Within the healthcare environment there are so many technologies emerging, it is often hard to tell which options are safe or effective. At Mediclinic Durbanville, the da Vinci robotic surgery is proving its worth in terms of improved patient outcomes.
When talking to Dr Gawie Bruwer, a urologist at Mediclinic Durbanville who has been using the da Vinci since 2014, we can easily detect the excitement with which he speaks about the results being achieved. From the quicker recovery after the less invasive procedure to the more accurate diagnosis of the cancer progression, the patients being treated with this robot are definitely seeing the benefits.
Before da Vinci was available, the only surgical option was an open prostatectomy, involving significant surgical incisions, pain and side effects after surgery. The entire prostate could be removed, but the surgery came with a great deal of blood loss, significant pain, the possibility of infection, a longer recovery period and extended hospital stay. It would often lead to a loss of bladder control and erectile dysfunction if the complicated plexus of nerves situated around the prostate was severed.
The da Vinci’s robotic arms are automated but the surgeon still controls every move. The mechanical wrists of the robot mimic the hands of the surgeon in a replica of the traditional invasive surgery, but much more delicately and precisely. It takes away any shakes or jitters that the surgeon might be experiencing. Dr Bruwer said, “You have10 times magnification of the inside of the body, so you can see even the smallest veins and arteries. And you can spot them before they’re visible with the naked eye.”
Dr Bruwer has been closely monitoring the outcomes of his da Vinci patients, focusing on the accurate diagnosis and treatment of the disease. “An initial biopsy on the patient provides a Gleason score which, together with a PSA score, guides therapy for prostate cancer. In over 50% of patients I have seen, the aggressiveness of the cancer is upgraded once the excised prostate is analysed by the pathologist. The treating doctor would not have this insight from the initial biopsy result alone, leading to possible under-staging and under treatment. This new information allows the urologist or oncologist to adjust their further treatment accordingly, thus avoiding under treatment,” said Dr Bruwer.
The patient’s perspective
In September 2014, Thomas Mouton became the first patient at Mediclinic Durbanville to undergo a da Vinci prostatectomy. He was discharged after only two days, had minimal side effects and to date he is still prostate cancer free.
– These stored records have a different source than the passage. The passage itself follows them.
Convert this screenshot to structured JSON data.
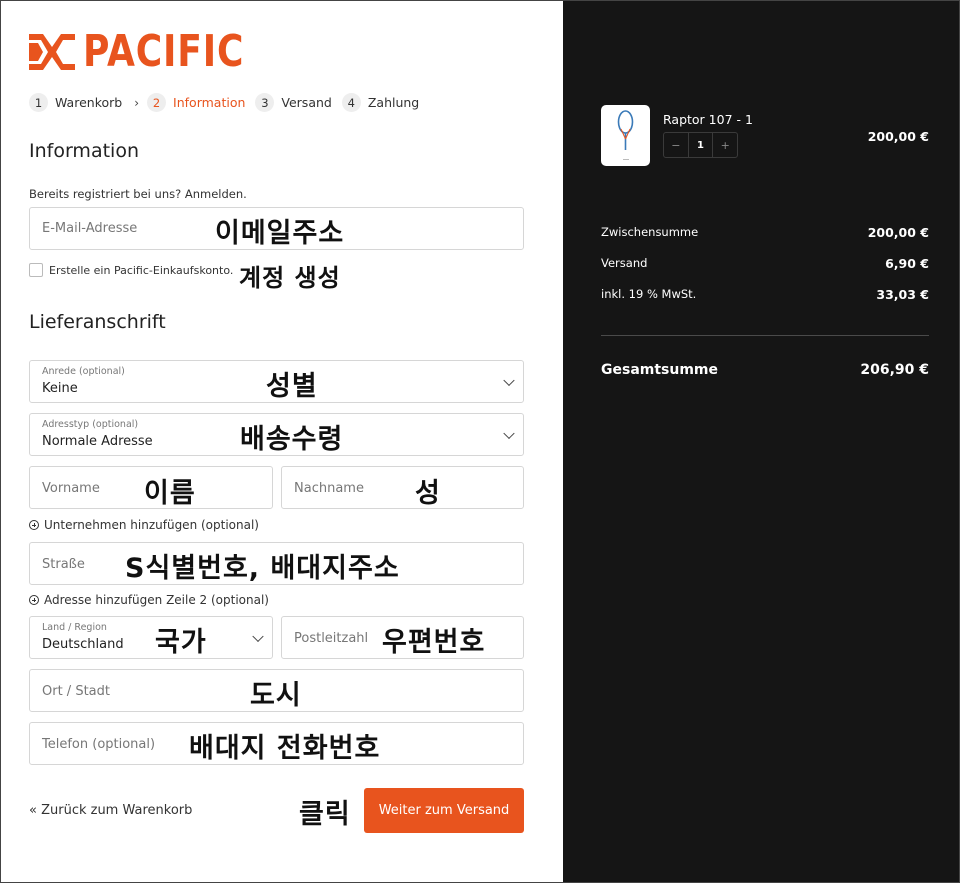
{
  "brand": {
    "name": "PACIFIC",
    "color": "#e8541e"
  },
  "steps": [
    {
      "num": "1",
      "label": "Warenkorb"
    },
    {
      "num": "2",
      "label": "Information"
    },
    {
      "num": "3",
      "label": "Versand"
    },
    {
      "num": "4",
      "label": "Zahlung"
    }
  ],
  "information": {
    "heading": "Information",
    "login_prompt": "Bereits registriert bei uns? Anmelden.",
    "email_placeholder": "E-Mail-Adresse",
    "create_account_label": "Erstelle ein Pacific-Einkaufskonto."
  },
  "shipping": {
    "heading": "Lieferanschrift",
    "salutation": {
      "label": "Anrede (optional)",
      "value": "Keine"
    },
    "address_type": {
      "label": "Adresstyp (optional)",
      "value": "Normale Adresse"
    },
    "first_name_placeholder": "Vorname",
    "last_name_placeholder": "Nachname",
    "add_company": "Unternehmen hinzufügen (optional)",
    "street_placeholder": "Straße",
    "add_line2": "Adresse hinzufügen Zeile 2 (optional)",
    "country": {
      "label": "Land / Region",
      "value": "Deutschland"
    },
    "postal_placeholder": "Postleitzahl",
    "city_placeholder": "Ort / Stadt",
    "phone_placeholder": "Telefon (optional)"
  },
  "actions": {
    "back": "« Zurück zum Warenkorb",
    "continue": "Weiter zum Versand"
  },
  "annotations": {
    "email": "이메일주소",
    "account": "계정 생성",
    "salutation": "성별",
    "address_type": "배송수령",
    "first_name": "이름",
    "last_name": "성",
    "street": "S식별번호, 배대지주소",
    "country": "국가",
    "postal": "우편번호",
    "city": "도시",
    "phone": "배대지 전화번호",
    "click": "클릭"
  },
  "cart": {
    "product_name": "Raptor 107 - 1",
    "quantity": "1",
    "qty_minus": "−",
    "qty_plus": "+",
    "product_price": "200,00 €",
    "subtotal_label": "Zwischensumme",
    "subtotal_value": "200,00 €",
    "shipping_label": "Versand",
    "shipping_value": "6,90 €",
    "tax_label": "inkl. 19 % MwSt.",
    "tax_value": "33,03 €",
    "total_label": "Gesamtsumme",
    "total_value": "206,90 €"
  }
}
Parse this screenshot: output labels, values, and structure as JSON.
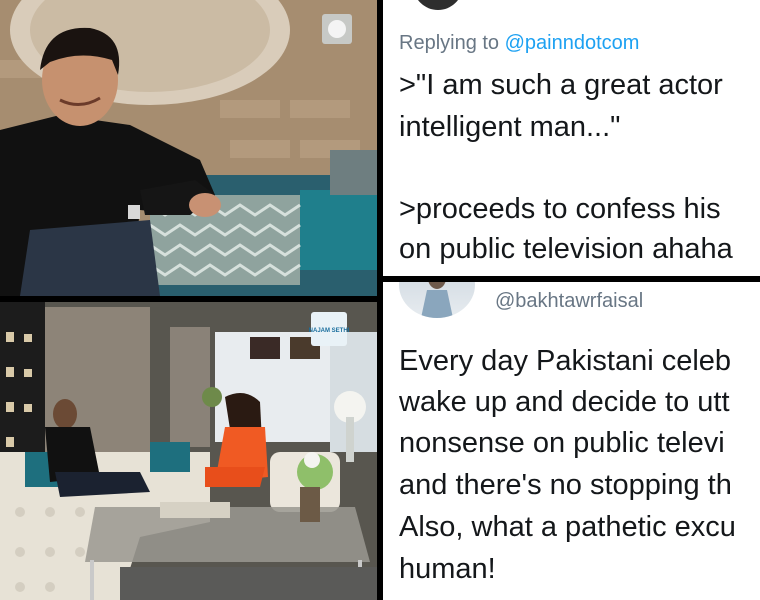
{
  "tweet_top": {
    "reply_prefix": "Replying to",
    "reply_handle": "@painndotcom",
    "lines": [
      ">\"I am such a great actor",
      "intelligent man...\"",
      "",
      ">proceeds to confess his",
      "on public television ahaha"
    ]
  },
  "tweet_bottom": {
    "username": "@bakhtawrfaisal",
    "lines": [
      "Every day Pakistani celeb",
      "wake up and decide to utt",
      "nonsense on public televi",
      "and there's no stopping th",
      "Also, what a pathetic excu",
      "human!"
    ]
  },
  "photo_bottom": {
    "logo_text": "NAJAM SETHI"
  },
  "colors": {
    "link": "#1da1f2",
    "muted": "#687684",
    "text": "#14171a"
  }
}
While the initial operation took about five hours, most procedures now average between two to three hours depending on complexity.
He explained, “The surgery was done under supervision of an international doctor responsible for the training in South Africa. When I regained consciousness, I realised there was a great deal of excitement about the outcome.
I was monitored during the night and the following day. I experienced the slightest bit of discomfort due to the catheter, but no pain and bleeding at all. I was released two days later. I could go to the shops and I had a performance with my band the next day!”
Prior to surgery his PSA score was 8. Since surgery, it has remained at 0 and there is no prostate cancer present.
Rainer Ladewig, another robotic surgery patient recovering from prostate cancer believes that “with the psychological effect that the condition has had on me, it was indeed a relief to know that one is being offered the most modern prostatectomy operation available.” Mr Ladewig was discharged within a day of his operation. “I was walking around the passages of the hospital without any intense pain, besides the discomfort where the incisions were made. I cannot believe the mild experience I had with the operation.”
Patient testimonies such as these are common. “We have performed 230 robotic prostatectomies at Mediclinic Durbanville, with myself having done over 100, and we are delighted with the difference it is making in our patients’ recovery,” concluded Dr Bruwer.
Photo by Michael Ellis